─── Supplied data ───

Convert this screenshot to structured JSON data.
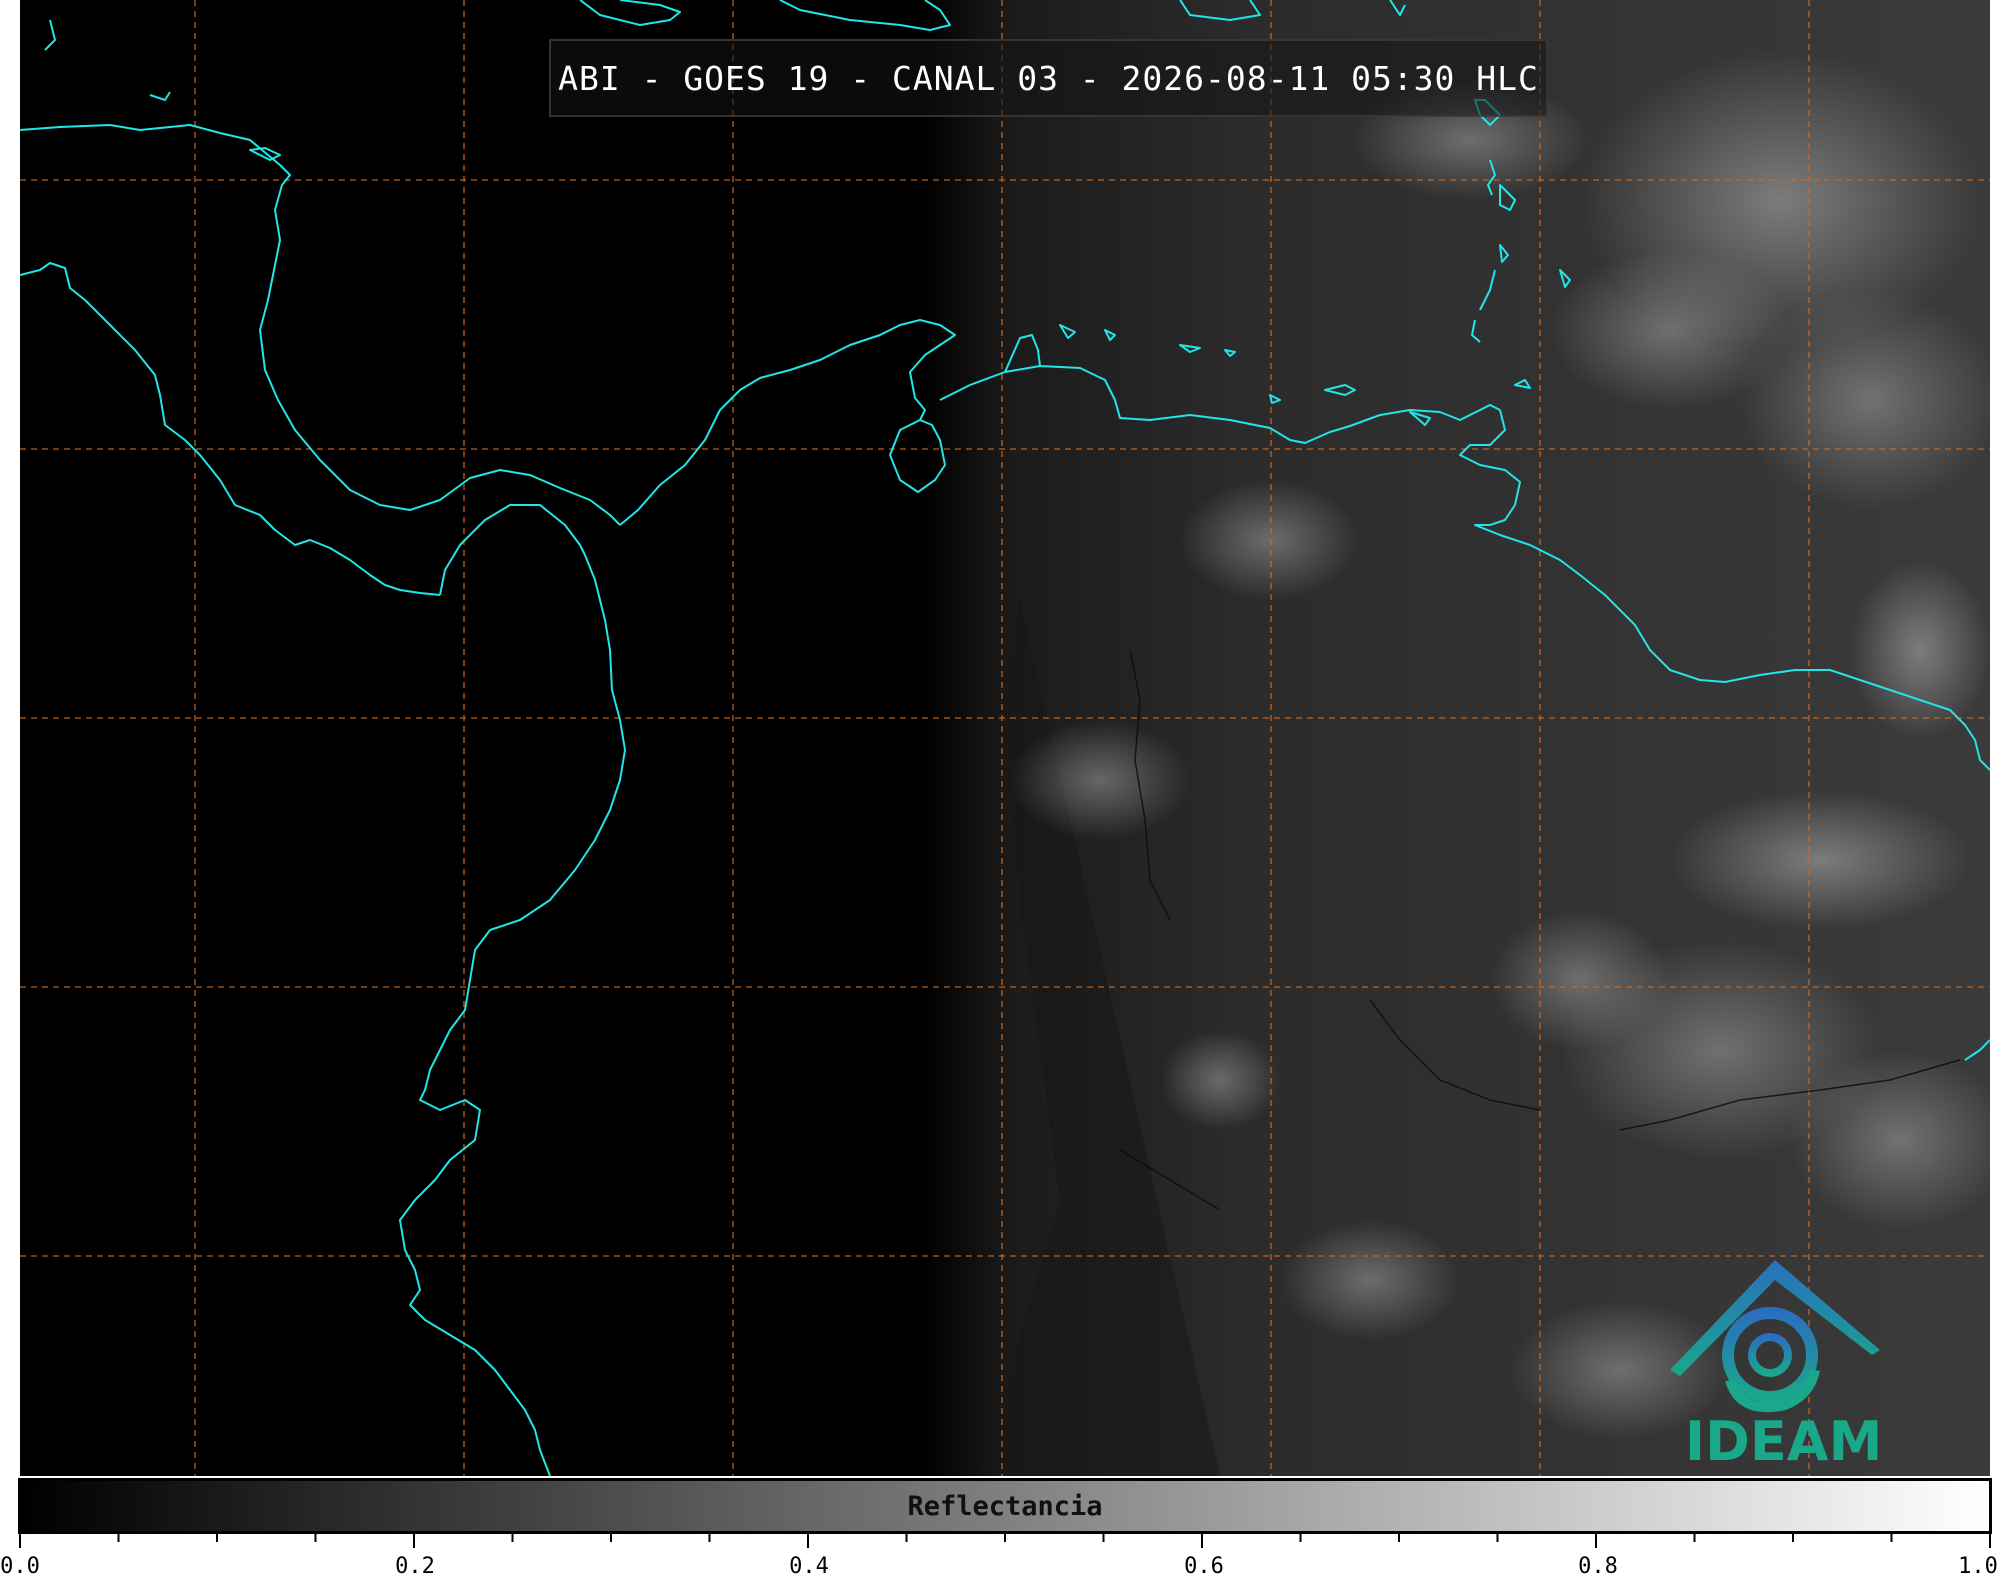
{
  "title": "ABI - GOES 19 - CANAL 03 - 2026-08-11 05:30 HLC",
  "logo_text": "IDEAM",
  "colorbar": {
    "label": "Reflectancia",
    "ticks": [
      "0.0",
      "0.2",
      "0.4",
      "0.6",
      "0.8",
      "1.0"
    ],
    "range": [
      0.0,
      1.0
    ],
    "colormap": "grayscale"
  },
  "colors": {
    "coastline": "#22e5e5",
    "gridline": "#d2691e",
    "background": "#000000",
    "logo_top": "#2a6fbf",
    "logo_bottom": "#1aa78a"
  }
}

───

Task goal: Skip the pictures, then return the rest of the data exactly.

Task solution:
Convert this screenshot to structured JSON data.
{
  "title": "ABI - GOES 19 - CANAL 03 - 2026-08-11 05:30 HLC",
  "logo_text": "IDEAM",
  "colorbar": {
    "label": "Reflectancia",
    "ticks": [
      "0.0",
      "0.2",
      "0.4",
      "0.6",
      "0.8",
      "1.0"
    ],
    "range": [
      0.0,
      1.0
    ],
    "colormap": "grayscale"
  },
  "colors": {
    "coastline": "#22e5e5",
    "gridline": "#d2691e",
    "background": "#000000",
    "logo_top": "#2a6fbf",
    "logo_bottom": "#1aa78a"
  }
}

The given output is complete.